Work to be completed: What is needed here is an exact printout of the data, with no pictures included.

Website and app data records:
----
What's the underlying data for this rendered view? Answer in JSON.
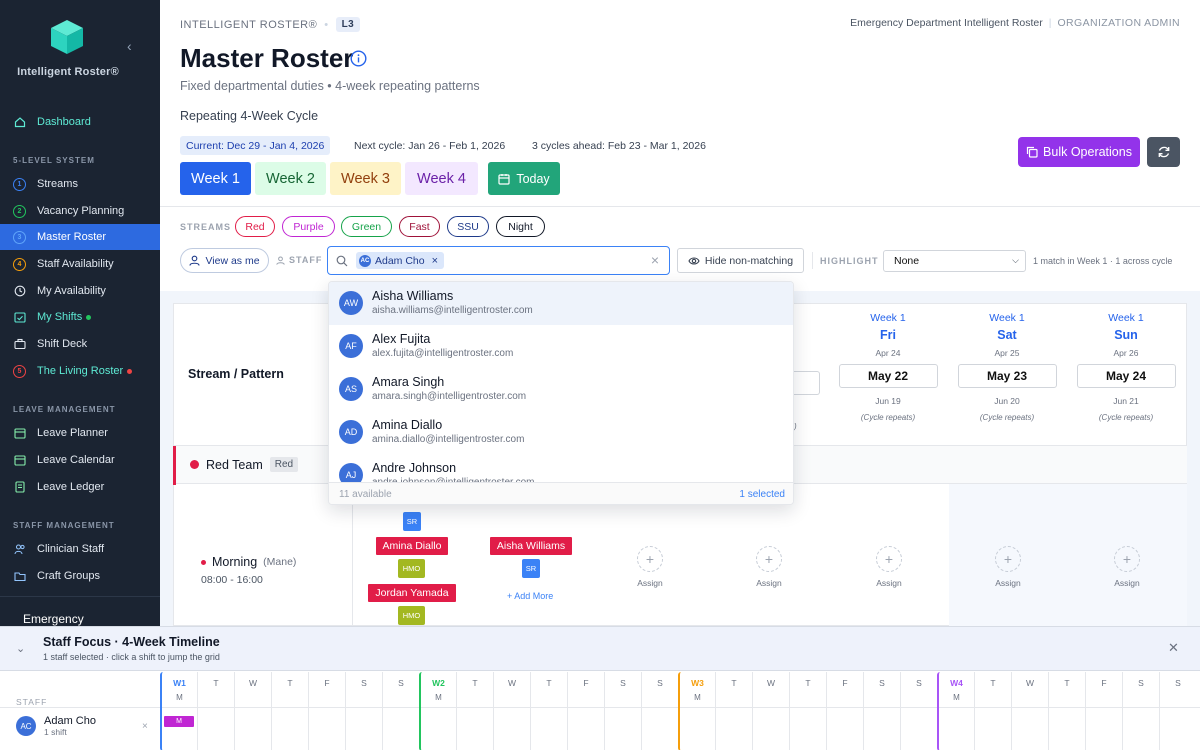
{
  "sidebar": {
    "brand": "Intelligent Roster®",
    "nav": [
      {
        "label": "Dashboard",
        "icon": "dashboard-icon",
        "teal": true
      },
      {
        "label": "Streams",
        "num": "1",
        "numColor": "#3b82f6"
      },
      {
        "label": "Vacancy Planning",
        "num": "2",
        "numColor": "#22c55e"
      },
      {
        "label": "Master Roster",
        "num": "3",
        "numColor": "#60a5fa",
        "active": true
      },
      {
        "label": "Staff Availability",
        "num": "4",
        "numColor": "#f59e0b"
      },
      {
        "label": "My Availability",
        "icon": "clock-icon"
      },
      {
        "label": "My Shifts",
        "icon": "calendar-check-icon",
        "teal": true,
        "dot": "#22c55e"
      },
      {
        "label": "Shift Deck",
        "icon": "briefcase-icon"
      },
      {
        "label": "The Living Roster",
        "num": "5",
        "numColor": "#ef4444",
        "teal": true,
        "dot": "#ef4444"
      },
      {
        "label": "Leave Planner",
        "icon": "calendar-icon"
      },
      {
        "label": "Leave Calendar",
        "icon": "calendar-icon"
      },
      {
        "label": "Leave Ledger",
        "icon": "ledger-icon"
      },
      {
        "label": "Clinician Staff",
        "icon": "users-icon"
      },
      {
        "label": "Craft Groups",
        "icon": "folder-icon"
      }
    ],
    "sections": [
      "5-LEVEL SYSTEM",
      "LEAVE MANAGEMENT",
      "STAFF MANAGEMENT"
    ],
    "footer": "Emergency"
  },
  "header": {
    "crumb": "INTELLIGENT ROSTER®",
    "level": "L3",
    "org": "Emergency Department Intelligent Roster",
    "role": "ORGANIZATION ADMIN",
    "title": "Master Roster",
    "subtitle": "Fixed departmental duties • 4-week repeating patterns",
    "cycle_label": "Repeating 4-Week Cycle",
    "current": "Current: Dec 29 - Jan 4, 2026",
    "next": "Next cycle: Jan 26 - Feb 1, 2026",
    "ahead": "3 cycles ahead: Feb 23 - Mar 1, 2026",
    "weeks": [
      "Week 1",
      "Week 2",
      "Week 3",
      "Week 4"
    ],
    "today": "Today",
    "bulk": "Bulk Operations"
  },
  "filters": {
    "streams_label": "STREAMS",
    "streams": [
      {
        "label": "Red",
        "color": "#e11d48"
      },
      {
        "label": "Purple",
        "color": "#c026d3"
      },
      {
        "label": "Green",
        "color": "#16a34a"
      },
      {
        "label": "Fast",
        "color": "#9f1239"
      },
      {
        "label": "SSU",
        "color": "#1e3a8a"
      },
      {
        "label": "Night",
        "color": "#111827"
      }
    ],
    "view_as_me": "View as me",
    "staff_label": "STAFF",
    "token": "Adam Cho",
    "token_initials": "AC",
    "hide": "Hide non-matching",
    "highlight_label": "HIGHLIGHT",
    "highlight_value": "None",
    "match": "1 match in Week 1 · 1 across cycle"
  },
  "grid": {
    "stream_pattern": "Stream / Pattern",
    "days": [
      {
        "week": "Week 1",
        "day": "Fri",
        "date": "Apr 24",
        "box": "May 22",
        "jun": "Jun 19",
        "repeat": "(Cycle repeats)"
      },
      {
        "week": "Week 1",
        "day": "Sat",
        "date": "Apr 25",
        "box": "May 23",
        "jun": "Jun 20",
        "repeat": "(Cycle repeats)"
      },
      {
        "week": "Week 1",
        "day": "Sun",
        "date": "Apr 26",
        "box": "May 24",
        "jun": "Jun 21",
        "repeat": "(Cycle repeats)"
      }
    ],
    "partial_repeat": "s)",
    "team": "Red Team",
    "team_tag": "Red",
    "shift": "Morning",
    "shift_manager": "(Mane)",
    "shift_time": "08:00 - 16:00",
    "assign": "Assign",
    "add_more": "+ Add More",
    "assignments": [
      {
        "name": "Amina Diallo",
        "badge": "HMO",
        "badgeColor": "#a3b821"
      },
      {
        "name": "Jordan Yamada",
        "badge": "HMO",
        "badgeColor": "#a3b821"
      },
      {
        "name": "Aisha Williams",
        "badge": "SR",
        "badgeColor": "#3b82f6"
      }
    ],
    "top_badge": "SR"
  },
  "dropdown": {
    "items": [
      {
        "initials": "AW",
        "name": "Aisha Williams",
        "email": "aisha.williams@intelligentroster.com"
      },
      {
        "initials": "AF",
        "name": "Alex Fujita",
        "email": "alex.fujita@intelligentroster.com"
      },
      {
        "initials": "AS",
        "name": "Amara Singh",
        "email": "amara.singh@intelligentroster.com"
      },
      {
        "initials": "AD",
        "name": "Amina Diallo",
        "email": "amina.diallo@intelligentroster.com"
      },
      {
        "initials": "AJ",
        "name": "Andre Johnson",
        "email": "andre.johnson@intelligentroster.com"
      }
    ],
    "available": "11 available",
    "selected": "1 selected"
  },
  "bottom": {
    "title": "Staff Focus · 4-Week Timeline",
    "subtitle": "1 staff selected · click a shift to jump the grid",
    "staff_label": "STAFF",
    "user_initials": "AC",
    "user_name": "Adam Cho",
    "user_count": "1 shift",
    "shift_code": "M",
    "days": [
      {
        "l": "W1",
        "m": "M",
        "wk": "#3b82f6"
      },
      {
        "l": "T"
      },
      {
        "l": "W"
      },
      {
        "l": "T"
      },
      {
        "l": "F"
      },
      {
        "l": "S"
      },
      {
        "l": "S"
      },
      {
        "l": "W2",
        "m": "M",
        "wk": "#22c55e"
      },
      {
        "l": "T"
      },
      {
        "l": "W"
      },
      {
        "l": "T"
      },
      {
        "l": "F"
      },
      {
        "l": "S"
      },
      {
        "l": "S"
      },
      {
        "l": "W3",
        "m": "M",
        "wk": "#f59e0b"
      },
      {
        "l": "T"
      },
      {
        "l": "W"
      },
      {
        "l": "T"
      },
      {
        "l": "F"
      },
      {
        "l": "S"
      },
      {
        "l": "S"
      },
      {
        "l": "W4",
        "m": "M",
        "wk": "#a855f7"
      },
      {
        "l": "T"
      },
      {
        "l": "W"
      },
      {
        "l": "T"
      },
      {
        "l": "F"
      },
      {
        "l": "S"
      },
      {
        "l": "S"
      }
    ]
  }
}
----
The answer:
What's the underlying data for this rendered view? Answer in JSON.
{
  "sidebar": {
    "brand": "Intelligent Roster®",
    "nav": [
      {
        "label": "Dashboard",
        "icon": "dashboard-icon",
        "teal": true
      },
      {
        "label": "Streams",
        "num": "1",
        "numColor": "#3b82f6"
      },
      {
        "label": "Vacancy Planning",
        "num": "2",
        "numColor": "#22c55e"
      },
      {
        "label": "Master Roster",
        "num": "3",
        "numColor": "#60a5fa",
        "active": true
      },
      {
        "label": "Staff Availability",
        "num": "4",
        "numColor": "#f59e0b"
      },
      {
        "label": "My Availability",
        "icon": "clock-icon"
      },
      {
        "label": "My Shifts",
        "icon": "calendar-check-icon",
        "teal": true,
        "dot": "#22c55e"
      },
      {
        "label": "Shift Deck",
        "icon": "briefcase-icon"
      },
      {
        "label": "The Living Roster",
        "num": "5",
        "numColor": "#ef4444",
        "teal": true,
        "dot": "#ef4444"
      },
      {
        "label": "Leave Planner",
        "icon": "calendar-icon"
      },
      {
        "label": "Leave Calendar",
        "icon": "calendar-icon"
      },
      {
        "label": "Leave Ledger",
        "icon": "ledger-icon"
      },
      {
        "label": "Clinician Staff",
        "icon": "users-icon"
      },
      {
        "label": "Craft Groups",
        "icon": "folder-icon"
      }
    ],
    "sections": [
      "5-LEVEL SYSTEM",
      "LEAVE MANAGEMENT",
      "STAFF MANAGEMENT"
    ],
    "footer": "Emergency"
  },
  "header": {
    "crumb": "INTELLIGENT ROSTER®",
    "level": "L3",
    "org": "Emergency Department Intelligent Roster",
    "role": "ORGANIZATION ADMIN",
    "title": "Master Roster",
    "subtitle": "Fixed departmental duties • 4-week repeating patterns",
    "cycle_label": "Repeating 4-Week Cycle",
    "current": "Current: Dec 29 - Jan 4, 2026",
    "next": "Next cycle: Jan 26 - Feb 1, 2026",
    "ahead": "3 cycles ahead: Feb 23 - Mar 1, 2026",
    "weeks": [
      "Week 1",
      "Week 2",
      "Week 3",
      "Week 4"
    ],
    "today": "Today",
    "bulk": "Bulk Operations"
  },
  "filters": {
    "streams_label": "STREAMS",
    "streams": [
      {
        "label": "Red",
        "color": "#e11d48"
      },
      {
        "label": "Purple",
        "color": "#c026d3"
      },
      {
        "label": "Green",
        "color": "#16a34a"
      },
      {
        "label": "Fast",
        "color": "#9f1239"
      },
      {
        "label": "SSU",
        "color": "#1e3a8a"
      },
      {
        "label": "Night",
        "color": "#111827"
      }
    ],
    "view_as_me": "View as me",
    "staff_label": "STAFF",
    "token": "Adam Cho",
    "token_initials": "AC",
    "hide": "Hide non-matching",
    "highlight_label": "HIGHLIGHT",
    "highlight_value": "None",
    "match": "1 match in Week 1 · 1 across cycle"
  },
  "grid": {
    "stream_pattern": "Stream / Pattern",
    "days": [
      {
        "week": "Week 1",
        "day": "Fri",
        "date": "Apr 24",
        "box": "May 22",
        "jun": "Jun 19",
        "repeat": "(Cycle repeats)"
      },
      {
        "week": "Week 1",
        "day": "Sat",
        "date": "Apr 25",
        "box": "May 23",
        "jun": "Jun 20",
        "repeat": "(Cycle repeats)"
      },
      {
        "week": "Week 1",
        "day": "Sun",
        "date": "Apr 26",
        "box": "May 24",
        "jun": "Jun 21",
        "repeat": "(Cycle repeats)"
      }
    ],
    "partial_repeat": "s)",
    "team": "Red Team",
    "team_tag": "Red",
    "shift": "Morning",
    "shift_manager": "(Mane)",
    "shift_time": "08:00 - 16:00",
    "assign": "Assign",
    "add_more": "+ Add More",
    "assignments": [
      {
        "name": "Amina Diallo",
        "badge": "HMO",
        "badgeColor": "#a3b821"
      },
      {
        "name": "Jordan Yamada",
        "badge": "HMO",
        "badgeColor": "#a3b821"
      },
      {
        "name": "Aisha Williams",
        "badge": "SR",
        "badgeColor": "#3b82f6"
      }
    ],
    "top_badge": "SR"
  },
  "dropdown": {
    "items": [
      {
        "initials": "AW",
        "name": "Aisha Williams",
        "email": "aisha.williams@intelligentroster.com"
      },
      {
        "initials": "AF",
        "name": "Alex Fujita",
        "email": "alex.fujita@intelligentroster.com"
      },
      {
        "initials": "AS",
        "name": "Amara Singh",
        "email": "amara.singh@intelligentroster.com"
      },
      {
        "initials": "AD",
        "name": "Amina Diallo",
        "email": "amina.diallo@intelligentroster.com"
      },
      {
        "initials": "AJ",
        "name": "Andre Johnson",
        "email": "andre.johnson@intelligentroster.com"
      }
    ],
    "available": "11 available",
    "selected": "1 selected"
  },
  "bottom": {
    "title": "Staff Focus · 4-Week Timeline",
    "subtitle": "1 staff selected · click a shift to jump the grid",
    "staff_label": "STAFF",
    "user_initials": "AC",
    "user_name": "Adam Cho",
    "user_count": "1 shift",
    "shift_code": "M",
    "days": [
      {
        "l": "W1",
        "m": "M",
        "wk": "#3b82f6"
      },
      {
        "l": "T"
      },
      {
        "l": "W"
      },
      {
        "l": "T"
      },
      {
        "l": "F"
      },
      {
        "l": "S"
      },
      {
        "l": "S"
      },
      {
        "l": "W2",
        "m": "M",
        "wk": "#22c55e"
      },
      {
        "l": "T"
      },
      {
        "l": "W"
      },
      {
        "l": "T"
      },
      {
        "l": "F"
      },
      {
        "l": "S"
      },
      {
        "l": "S"
      },
      {
        "l": "W3",
        "m": "M",
        "wk": "#f59e0b"
      },
      {
        "l": "T"
      },
      {
        "l": "W"
      },
      {
        "l": "T"
      },
      {
        "l": "F"
      },
      {
        "l": "S"
      },
      {
        "l": "S"
      },
      {
        "l": "W4",
        "m": "M",
        "wk": "#a855f7"
      },
      {
        "l": "T"
      },
      {
        "l": "W"
      },
      {
        "l": "T"
      },
      {
        "l": "F"
      },
      {
        "l": "S"
      },
      {
        "l": "S"
      }
    ]
  }
}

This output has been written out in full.